By Way of Captivity
by Shelley W. Stout
A writer's inspiration happens by chance, when unexpected events arouse and stir the imagination. On a summer trip with my sister to a rural Georgia town, the personal account of a Persian Gulf War soldier inspired me in ways I never would have predicted.
Not far from Atlanta is a historical site unlike any other—the National Prisoner of War Museum. In Andersonville, Georgia, this museum, cemetery, and the adjacent park are dedicated to those men and women of The United States armed forces who served in all wars and were held against their will. During the Civil War, more than 45,000 Union soldiers were confined at the Andersonville POW camp, and nearly 13,000 of them died from over-crowding, exposure, and abominable sanitary conditions.
When my sister and I began our journey from Charlotte, the roads were damp from a summer rainstorm. Dense humidity hung in the air. We drove for eight hours through parts of South Carolina and Georgia, on highways lined with crepe myrtles and produce stands selling everything from Vidalia onions to bottled honey mustard dressing.
Arriving at the museum, we first toured the grounds. The cemetery acreage stretched before us spiked with countless rows of perfectly spaced graves, like teeth in an expansive jaw.
Inside the museum, I found glass display cases, wall murals, and exhibits; including kiosks with informative videos of individual POW's detailed accounts. A particular soldier recounted his experience during the Persian Gulf War. He had been captured in February 1991, in northern Kuwait during his 30th mission. Throughout his months of solitude, he began a mental journey. Undistracted, he was powerless to prevent the flood of childhood and adolescent recollections. He remembered details of his school classrooms and the names of each one of his schoolmates. Remarkable and sometimes disquieting memories inundated his consciousness. He realized the human brain is a storehouse of every moment ever spent—awake or asleep.

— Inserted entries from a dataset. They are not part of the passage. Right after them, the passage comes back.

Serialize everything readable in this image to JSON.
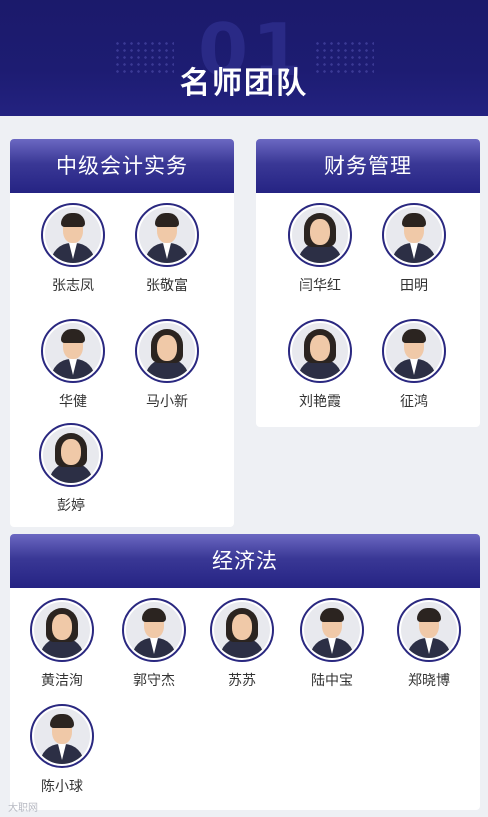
{
  "header": {
    "title": "名师团队",
    "number": "01"
  },
  "sections": {
    "zhongji": {
      "title": "中级会计实务",
      "teachers": [
        "张志凤",
        "张敬富",
        "华健",
        "马小新",
        "彭婷"
      ]
    },
    "caiwu": {
      "title": "财务管理",
      "teachers": [
        "闫华红",
        "田明",
        "刘艳霞",
        "征鸿"
      ]
    },
    "jingji": {
      "title": "经济法",
      "teachers": [
        "黄洁洵",
        "郭守杰",
        "苏苏",
        "陆中宝",
        "郑晓博",
        "陈小球"
      ]
    }
  },
  "colors": {
    "header_bg": "#1d1c72",
    "panel_head": "#2e2c8a",
    "page_bg": "#eef0f4"
  },
  "watermark": "大职网"
}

I sat in front of the monitor, unable to imagine silencing the distractions of my everyday life. As a wife and working mother, I found that my days were already so full, it would have been impossible.

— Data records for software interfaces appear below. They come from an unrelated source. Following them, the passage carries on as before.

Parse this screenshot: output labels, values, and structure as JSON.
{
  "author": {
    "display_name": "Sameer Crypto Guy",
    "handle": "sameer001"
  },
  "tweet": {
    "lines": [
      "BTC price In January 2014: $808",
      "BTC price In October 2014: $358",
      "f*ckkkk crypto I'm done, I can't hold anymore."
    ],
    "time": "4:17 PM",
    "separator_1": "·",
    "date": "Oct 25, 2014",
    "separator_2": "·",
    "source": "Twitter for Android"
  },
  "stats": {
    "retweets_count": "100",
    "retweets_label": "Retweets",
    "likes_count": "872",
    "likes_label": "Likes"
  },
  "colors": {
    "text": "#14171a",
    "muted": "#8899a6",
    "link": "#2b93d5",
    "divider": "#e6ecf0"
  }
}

But the idea that my brain somehow held on to every shred of every event; the sorrows, the joys, the insignificant and the grand, excited me. I would simply need a way of extracting it—a way to turn off the distractions.

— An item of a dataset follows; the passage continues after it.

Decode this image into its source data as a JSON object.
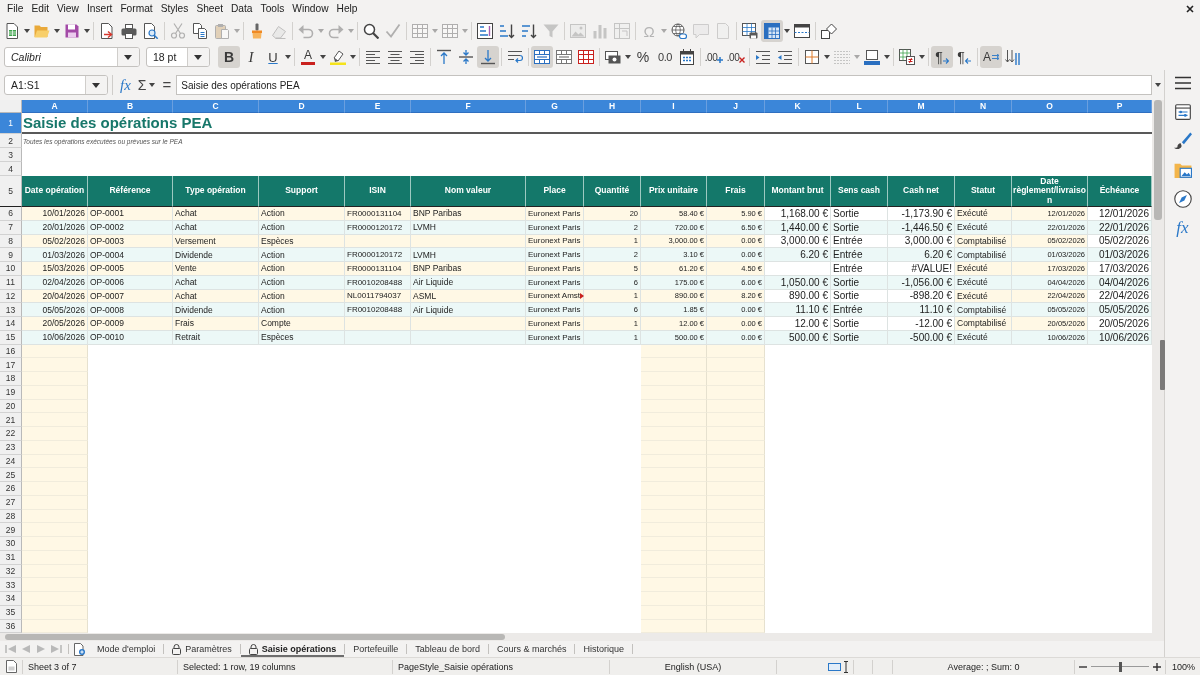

For several weeks after returning home, I considered my own past, but realized I needed a functional way to assemble the memories. I started by writing simple "chapter headings", as if for my memoirs. I spent weeks focusing on these chapter headings. Some events were deeply personal, and many I had never revealed to anyone. Ultimately, I decided to write them as short stories, each featuring or inspired by a different event.
Some of my memories were of major incidents, and some were only minute occurrences. I recalled memories long ago forgotten—the feel of the soft velvet Christmas skirt my mother had sewn for me; the name of an unusual person I had met only once as a child.
I remembered visiting our grandparents' farm in Johnstown, Ohio, and being trapped with my cousin inside an empty, rusted silo until someone heard us screaming to escape. When I was only six years old my mother was unable to speak for days following thyroid surgery. I relived the fear, when I first saw the surgical scar—her neck had been sliced open from one side to the other.
Inside me was the embarrassment and shame, when in 1967, my siblings and I were virtually the only children of divorce in our school.
Along with the sorrows came the joys. I recalled my first real kiss. The enchantment of holding my newborn babies in my arms and nursing them, the thrill of securing my first job after college graduation. The list of events expanded, and continued to enlarge as I wrote. While writing my first novel, certain events I had put aside and locked away now floated above me, waiting to be snatched down and put on paper.
I found it ironic that the soldier who had inspired me may have wanted to forget the very event that made him remember his life in such detail. Being held against his will was horror enough, but after having survived the ordeal, it too would be an enduring memory, just like everything else that had ever happened to him.
With deepest respect, I am grateful for the inspiration the soldier imparted to me by way of his captivity.
Shelley Stout's fiction has appeared in literary magazines and anthologies. She is the winner of the 2004-05 Elizabeth Simpson Smith Award.